DATA SUPPLIED -

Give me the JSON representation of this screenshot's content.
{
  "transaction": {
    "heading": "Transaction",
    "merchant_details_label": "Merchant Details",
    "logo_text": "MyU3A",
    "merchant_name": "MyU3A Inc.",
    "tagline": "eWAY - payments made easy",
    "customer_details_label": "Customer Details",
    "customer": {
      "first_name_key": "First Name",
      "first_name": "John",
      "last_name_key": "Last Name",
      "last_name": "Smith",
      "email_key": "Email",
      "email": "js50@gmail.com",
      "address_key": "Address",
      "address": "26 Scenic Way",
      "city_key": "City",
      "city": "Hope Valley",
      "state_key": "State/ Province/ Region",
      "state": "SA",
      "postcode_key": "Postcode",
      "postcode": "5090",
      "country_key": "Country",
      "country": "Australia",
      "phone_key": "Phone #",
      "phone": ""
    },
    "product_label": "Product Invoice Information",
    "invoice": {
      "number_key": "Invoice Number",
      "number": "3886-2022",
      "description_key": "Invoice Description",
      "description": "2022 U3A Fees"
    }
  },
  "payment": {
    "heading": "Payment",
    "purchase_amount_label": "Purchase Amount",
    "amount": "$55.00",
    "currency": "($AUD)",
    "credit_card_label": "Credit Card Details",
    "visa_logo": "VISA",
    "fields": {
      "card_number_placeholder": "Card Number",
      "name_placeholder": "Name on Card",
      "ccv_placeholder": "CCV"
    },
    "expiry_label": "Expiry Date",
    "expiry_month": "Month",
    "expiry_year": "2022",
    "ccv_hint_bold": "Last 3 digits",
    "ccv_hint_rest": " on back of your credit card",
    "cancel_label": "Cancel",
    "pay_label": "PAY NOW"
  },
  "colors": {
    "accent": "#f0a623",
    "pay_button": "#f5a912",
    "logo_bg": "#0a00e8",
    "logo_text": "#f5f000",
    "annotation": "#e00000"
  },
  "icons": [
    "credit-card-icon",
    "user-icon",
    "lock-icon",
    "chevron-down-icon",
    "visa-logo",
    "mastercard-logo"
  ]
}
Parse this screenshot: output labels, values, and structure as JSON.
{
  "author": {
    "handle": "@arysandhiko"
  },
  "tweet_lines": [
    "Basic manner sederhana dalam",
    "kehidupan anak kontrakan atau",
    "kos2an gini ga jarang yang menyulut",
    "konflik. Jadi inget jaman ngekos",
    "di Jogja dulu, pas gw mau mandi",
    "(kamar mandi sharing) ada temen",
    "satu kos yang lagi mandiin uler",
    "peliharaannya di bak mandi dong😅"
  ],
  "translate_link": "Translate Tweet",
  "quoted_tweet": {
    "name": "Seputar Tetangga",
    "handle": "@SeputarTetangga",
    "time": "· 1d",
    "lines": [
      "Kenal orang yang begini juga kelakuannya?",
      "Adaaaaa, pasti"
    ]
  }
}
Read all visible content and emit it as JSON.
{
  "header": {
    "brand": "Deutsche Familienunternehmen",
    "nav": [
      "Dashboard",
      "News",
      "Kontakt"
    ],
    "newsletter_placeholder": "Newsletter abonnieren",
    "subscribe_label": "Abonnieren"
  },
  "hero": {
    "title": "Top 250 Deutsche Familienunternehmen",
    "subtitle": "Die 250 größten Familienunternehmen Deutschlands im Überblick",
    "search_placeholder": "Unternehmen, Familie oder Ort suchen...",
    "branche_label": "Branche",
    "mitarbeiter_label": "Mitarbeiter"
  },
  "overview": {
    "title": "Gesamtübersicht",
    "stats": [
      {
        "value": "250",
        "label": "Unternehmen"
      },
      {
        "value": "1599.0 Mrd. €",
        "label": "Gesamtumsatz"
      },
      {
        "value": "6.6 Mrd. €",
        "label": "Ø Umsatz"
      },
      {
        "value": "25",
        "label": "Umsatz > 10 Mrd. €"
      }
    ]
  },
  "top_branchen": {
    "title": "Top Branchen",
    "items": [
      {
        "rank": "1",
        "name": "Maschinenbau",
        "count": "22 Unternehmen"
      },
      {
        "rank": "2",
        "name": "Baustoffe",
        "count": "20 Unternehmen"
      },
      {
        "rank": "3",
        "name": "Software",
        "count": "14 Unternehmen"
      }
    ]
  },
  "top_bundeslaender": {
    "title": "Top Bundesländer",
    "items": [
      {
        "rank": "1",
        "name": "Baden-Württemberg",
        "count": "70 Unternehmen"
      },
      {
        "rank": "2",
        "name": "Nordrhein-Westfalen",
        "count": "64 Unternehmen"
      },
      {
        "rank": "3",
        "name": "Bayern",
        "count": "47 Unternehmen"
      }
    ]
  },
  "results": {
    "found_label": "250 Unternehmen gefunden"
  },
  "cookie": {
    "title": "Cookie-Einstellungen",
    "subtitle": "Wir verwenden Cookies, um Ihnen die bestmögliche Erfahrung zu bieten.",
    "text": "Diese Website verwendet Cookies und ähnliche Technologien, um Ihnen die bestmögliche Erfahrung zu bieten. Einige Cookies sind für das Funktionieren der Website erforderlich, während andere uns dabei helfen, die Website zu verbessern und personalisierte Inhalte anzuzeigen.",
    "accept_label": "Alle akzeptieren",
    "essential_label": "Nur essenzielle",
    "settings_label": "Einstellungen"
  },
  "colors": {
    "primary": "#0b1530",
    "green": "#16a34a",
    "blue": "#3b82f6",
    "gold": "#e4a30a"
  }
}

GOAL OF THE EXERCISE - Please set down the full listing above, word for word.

PROBLEM SOLUTION -
Give me the JSON representation of this screenshot's content.
{
  "transaction": {
    "heading": "Transaction",
    "merchant_details_label": "Merchant Details",
    "logo_text": "MyU3A",
    "merchant_name": "MyU3A Inc.",
    "tagline": "eWAY - payments made easy",
    "customer_details_label": "Customer Details",
    "customer": {
      "first_name_key": "First Name",
      "first_name": "John",
      "last_name_key": "Last Name",
      "last_name": "Smith",
      "email_key": "Email",
      "email": "js50@gmail.com",
      "address_key": "Address",
      "address": "26 Scenic Way",
      "city_key": "City",
      "city": "Hope Valley",
      "state_key": "State/ Province/ Region",
      "state": "SA",
      "postcode_key": "Postcode",
      "postcode": "5090",
      "country_key": "Country",
      "country": "Australia",
      "phone_key": "Phone #",
      "phone": ""
    },
    "product_label": "Product Invoice Information",
    "invoice": {
      "number_key": "Invoice Number",
      "number": "3886-2022",
      "description_key": "Invoice Description",
      "description": "2022 U3A Fees"
    }
  },
  "payment": {
    "heading": "Payment",
    "purchase_amount_label": "Purchase Amount",
    "amount": "$55.00",
    "currency": "($AUD)",
    "credit_card_label": "Credit Card Details",
    "visa_logo": "VISA",
    "fields": {
      "card_number_placeholder": "Card Number",
      "name_placeholder": "Name on Card",
      "ccv_placeholder": "CCV"
    },
    "expiry_label": "Expiry Date",
    "expiry_month": "Month",
    "expiry_year": "2022",
    "ccv_hint_bold": "Last 3 digits",
    "ccv_hint_rest": " on back of your credit card",
    "cancel_label": "Cancel",
    "pay_label": "PAY NOW"
  },
  "colors": {
    "accent": "#f0a623",
    "pay_button": "#f5a912",
    "logo_bg": "#0a00e8",
    "logo_text": "#f5f000",
    "annotation": "#e00000"
  },
  "icons": [
    "credit-card-icon",
    "user-icon",
    "lock-icon",
    "chevron-down-icon",
    "visa-logo",
    "mastercard-logo"
  ]
}
Parse this screenshot: output labels, values, and structure as JSON.
{
  "author": {
    "handle": "@arysandhiko"
  },
  "tweet_lines": [
    "Basic manner sederhana dalam",
    "kehidupan anak kontrakan atau",
    "kos2an gini ga jarang yang menyulut",
    "konflik. Jadi inget jaman ngekos",
    "di Jogja dulu, pas gw mau mandi",
    "(kamar mandi sharing) ada temen",
    "satu kos yang lagi mandiin uler",
    "peliharaannya di bak mandi dong😅"
  ],
  "translate_link": "Translate Tweet",
  "quoted_tweet": {
    "name": "Seputar Tetangga",
    "handle": "@SeputarTetangga",
    "time": "· 1d",
    "lines": [
      "Kenal orang yang begini juga kelakuannya?",
      "Adaaaaa, pasti"
    ]
  }
}
Read all visible content and emit it as JSON.
{
  "header": {
    "brand": "Deutsche Familienunternehmen",
    "nav": [
      "Dashboard",
      "News",
      "Kontakt"
    ],
    "newsletter_placeholder": "Newsletter abonnieren",
    "subscribe_label": "Abonnieren"
  },
  "hero": {
    "title": "Top 250 Deutsche Familienunternehmen",
    "subtitle": "Die 250 größten Familienunternehmen Deutschlands im Überblick",
    "search_placeholder": "Unternehmen, Familie oder Ort suchen...",
    "branche_label": "Branche",
    "mitarbeiter_label": "Mitarbeiter"
  },
  "overview": {
    "title": "Gesamtübersicht",
    "stats": [
      {
        "value": "250",
        "label": "Unternehmen"
      },
      {
        "value": "1599.0 Mrd. €",
        "label": "Gesamtumsatz"
      },
      {
        "value": "6.6 Mrd. €",
        "label": "Ø Umsatz"
      },
      {
        "value": "25",
        "label": "Umsatz > 10 Mrd. €"
      }
    ]
  },
  "top_branchen": {
    "title": "Top Branchen",
    "items": [
      {
        "rank": "1",
        "name": "Maschinenbau",
        "count": "22 Unternehmen"
      },
      {
        "rank": "2",
        "name": "Baustoffe",
        "count": "20 Unternehmen"
      },
      {
        "rank": "3",
        "name": "Software",
        "count": "14 Unternehmen"
      }
    ]
  },
  "top_bundeslaender": {
    "title": "Top Bundesländer",
    "items": [
      {
        "rank": "1",
        "name": "Baden-Württemberg",
        "count": "70 Unternehmen"
      },
      {
        "rank": "2",
        "name": "Nordrhein-Westfalen",
        "count": "64 Unternehmen"
      },
      {
        "rank": "3",
        "name": "Bayern",
        "count": "47 Unternehmen"
      }
    ]
  },
  "results": {
    "found_label": "250 Unternehmen gefunden"
  },
  "cookie": {
    "title": "Cookie-Einstellungen",
    "subtitle": "Wir verwenden Cookies, um Ihnen die bestmögliche Erfahrung zu bieten.",
    "text": "Diese Website verwendet Cookies und ähnliche Technologien, um Ihnen die bestmögliche Erfahrung zu bieten. Einige Cookies sind für das Funktionieren der Website erforderlich, während andere uns dabei helfen, die Website zu verbessern und personalisierte Inhalte anzuzeigen.",
    "accept_label": "Alle akzeptieren",
    "essential_label": "Nur essenzielle",
    "settings_label": "Einstellungen"
  },
  "colors": {
    "primary": "#0b1530",
    "green": "#16a34a",
    "blue": "#3b82f6",
    "gold": "#e4a30a"
  }
}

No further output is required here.